D’Var Torah

Tazria, 5784 (April 13, 2024)

Rabbi Micah Friedman

     This week we read Parshat Tazria – the first parsha which systematically introduces us to the human experience of Tumah and Taharah. These terms are often translated as “ritual impurity and ritual purity.” But, I think this language of purity and ritual leads us to think of Tumah and Tahara as antiquated and ritualistic – rather than as meaningful states of human life.

     Today, in the learning that I will lead after we have had the chance to eat and socialize over Kiddush, I will attempt to show you – through verses in the Torah and rabbinic teachings – that the redemption of our ancestors from slavery in Mitzrayim demonstrates for us the possibility of transformation from Tumah to Tahara. 

     This is a transformation from a degraded state – or a state of alienation – or a state of emotional overwhelm – or a state of immense grief – or a state of severe concern for your health – into a state of “great light” – a state of expansiveness – a state of freedom – a state of full-fledged participation in communal celebration – a state of redemption. 

     In the rituals of Taharah that are performed by a Kohen in various contexts, the structure of tumah and taharah and the actions of the priest facilitate an experience of internal transformation. 

     We see this in our parsha in the context of various natural human experiences. The first word of substance for which the Parsha was named “Tazria” means when you produce offspring. The root of this word “Zera ” means seed or descendant and reflects the great blessing of human reproduction – of bringing new children and life into the world. In this context, there is a certain procedure prescribed to facilitate a new mother’s journey from a state of severe concern for her health and emotional overwhelm into a state of expanded freedom to fully participate in the life of community. Later in the context of Tzara’at – a term that refers to a wide array of contagious physical afflictions –  we receive different instructions for facilitating a journey from Tumah to Taharah.
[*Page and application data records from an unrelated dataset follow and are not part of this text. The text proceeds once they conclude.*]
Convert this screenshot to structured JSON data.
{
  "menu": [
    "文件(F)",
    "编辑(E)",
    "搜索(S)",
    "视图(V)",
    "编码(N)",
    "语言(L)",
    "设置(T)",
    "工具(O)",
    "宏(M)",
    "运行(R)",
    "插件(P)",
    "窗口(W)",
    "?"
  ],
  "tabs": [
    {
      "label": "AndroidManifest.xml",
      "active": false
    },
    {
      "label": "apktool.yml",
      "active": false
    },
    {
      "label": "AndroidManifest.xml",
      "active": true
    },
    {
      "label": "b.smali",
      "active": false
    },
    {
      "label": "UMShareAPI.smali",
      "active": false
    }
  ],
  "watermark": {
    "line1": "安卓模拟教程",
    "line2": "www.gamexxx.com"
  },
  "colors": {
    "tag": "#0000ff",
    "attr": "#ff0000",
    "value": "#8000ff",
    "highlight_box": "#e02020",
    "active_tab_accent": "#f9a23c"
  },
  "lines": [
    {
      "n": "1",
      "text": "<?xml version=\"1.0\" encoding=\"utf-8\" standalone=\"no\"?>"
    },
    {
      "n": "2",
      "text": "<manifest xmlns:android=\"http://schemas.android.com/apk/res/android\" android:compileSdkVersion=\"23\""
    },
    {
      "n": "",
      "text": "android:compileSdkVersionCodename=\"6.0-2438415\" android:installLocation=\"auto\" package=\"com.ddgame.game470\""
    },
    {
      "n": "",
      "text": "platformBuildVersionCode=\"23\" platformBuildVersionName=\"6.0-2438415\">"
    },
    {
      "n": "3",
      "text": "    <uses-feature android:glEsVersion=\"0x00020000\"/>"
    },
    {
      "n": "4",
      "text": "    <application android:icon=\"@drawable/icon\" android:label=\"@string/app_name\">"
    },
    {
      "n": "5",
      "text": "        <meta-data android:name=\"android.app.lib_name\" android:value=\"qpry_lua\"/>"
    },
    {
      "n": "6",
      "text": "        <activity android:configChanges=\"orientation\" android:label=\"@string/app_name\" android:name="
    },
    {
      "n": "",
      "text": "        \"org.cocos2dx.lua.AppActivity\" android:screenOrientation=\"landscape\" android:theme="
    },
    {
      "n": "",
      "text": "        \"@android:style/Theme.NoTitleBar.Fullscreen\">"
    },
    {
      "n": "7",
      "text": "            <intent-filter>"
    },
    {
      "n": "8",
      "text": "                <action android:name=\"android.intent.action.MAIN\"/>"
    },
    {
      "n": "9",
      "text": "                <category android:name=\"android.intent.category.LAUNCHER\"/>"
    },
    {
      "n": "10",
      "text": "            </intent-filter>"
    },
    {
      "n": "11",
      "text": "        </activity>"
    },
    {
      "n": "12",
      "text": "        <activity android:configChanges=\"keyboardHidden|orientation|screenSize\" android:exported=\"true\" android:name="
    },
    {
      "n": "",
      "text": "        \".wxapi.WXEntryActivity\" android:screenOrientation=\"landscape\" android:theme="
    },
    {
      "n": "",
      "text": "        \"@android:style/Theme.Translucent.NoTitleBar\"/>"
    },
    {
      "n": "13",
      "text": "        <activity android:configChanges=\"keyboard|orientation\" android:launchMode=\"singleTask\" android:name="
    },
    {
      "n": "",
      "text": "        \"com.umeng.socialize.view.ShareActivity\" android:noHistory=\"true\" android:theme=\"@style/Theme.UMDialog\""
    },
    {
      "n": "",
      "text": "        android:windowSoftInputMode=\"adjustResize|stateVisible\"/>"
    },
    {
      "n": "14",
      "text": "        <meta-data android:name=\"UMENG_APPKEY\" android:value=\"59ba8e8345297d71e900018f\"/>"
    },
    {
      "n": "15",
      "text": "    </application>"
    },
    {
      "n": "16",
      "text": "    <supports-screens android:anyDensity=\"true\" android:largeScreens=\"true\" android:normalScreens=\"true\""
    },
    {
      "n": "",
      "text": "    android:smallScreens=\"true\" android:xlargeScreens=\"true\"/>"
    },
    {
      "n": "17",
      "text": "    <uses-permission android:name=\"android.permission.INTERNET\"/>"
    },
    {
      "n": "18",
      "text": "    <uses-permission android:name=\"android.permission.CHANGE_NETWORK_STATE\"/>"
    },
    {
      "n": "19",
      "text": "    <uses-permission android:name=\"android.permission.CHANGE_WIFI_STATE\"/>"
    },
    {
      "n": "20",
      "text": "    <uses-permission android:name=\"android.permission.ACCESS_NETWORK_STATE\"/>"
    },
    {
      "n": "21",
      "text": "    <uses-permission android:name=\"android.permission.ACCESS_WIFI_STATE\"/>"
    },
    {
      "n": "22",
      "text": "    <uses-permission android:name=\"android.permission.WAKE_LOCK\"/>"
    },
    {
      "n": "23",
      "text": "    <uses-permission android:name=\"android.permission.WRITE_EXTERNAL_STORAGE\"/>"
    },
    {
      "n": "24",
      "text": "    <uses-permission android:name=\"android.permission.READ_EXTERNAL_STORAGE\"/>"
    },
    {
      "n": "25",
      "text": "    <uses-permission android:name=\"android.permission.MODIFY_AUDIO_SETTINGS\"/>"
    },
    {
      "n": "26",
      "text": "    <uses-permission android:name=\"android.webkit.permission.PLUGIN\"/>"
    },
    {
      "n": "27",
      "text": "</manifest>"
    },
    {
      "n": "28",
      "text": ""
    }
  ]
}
     Later, I will invite us to think about the procedures of our tradition for preparing for Pesach as a reenactment within our own homes of the transformational spiritual work of the Kohen that brings us – in a symbolic sense – from Tumah to Taharah. 

     For now, I would like to leave us with the sense that – perhaps – all of the traditional practices of Passover can be understood – and experienced – as guiding us towards a state of expansiveness, freedom, and transformation.

     Perhaps, this is why it says in the Haggadah – in each and every generation a person is obligated to see him or herself as if you were personally brought forth from slavery in mitzrayim!

     May we each – in accordance with who we are and where we find ourselves this year – experience the redemptive and transformative power of the approaching Pesach.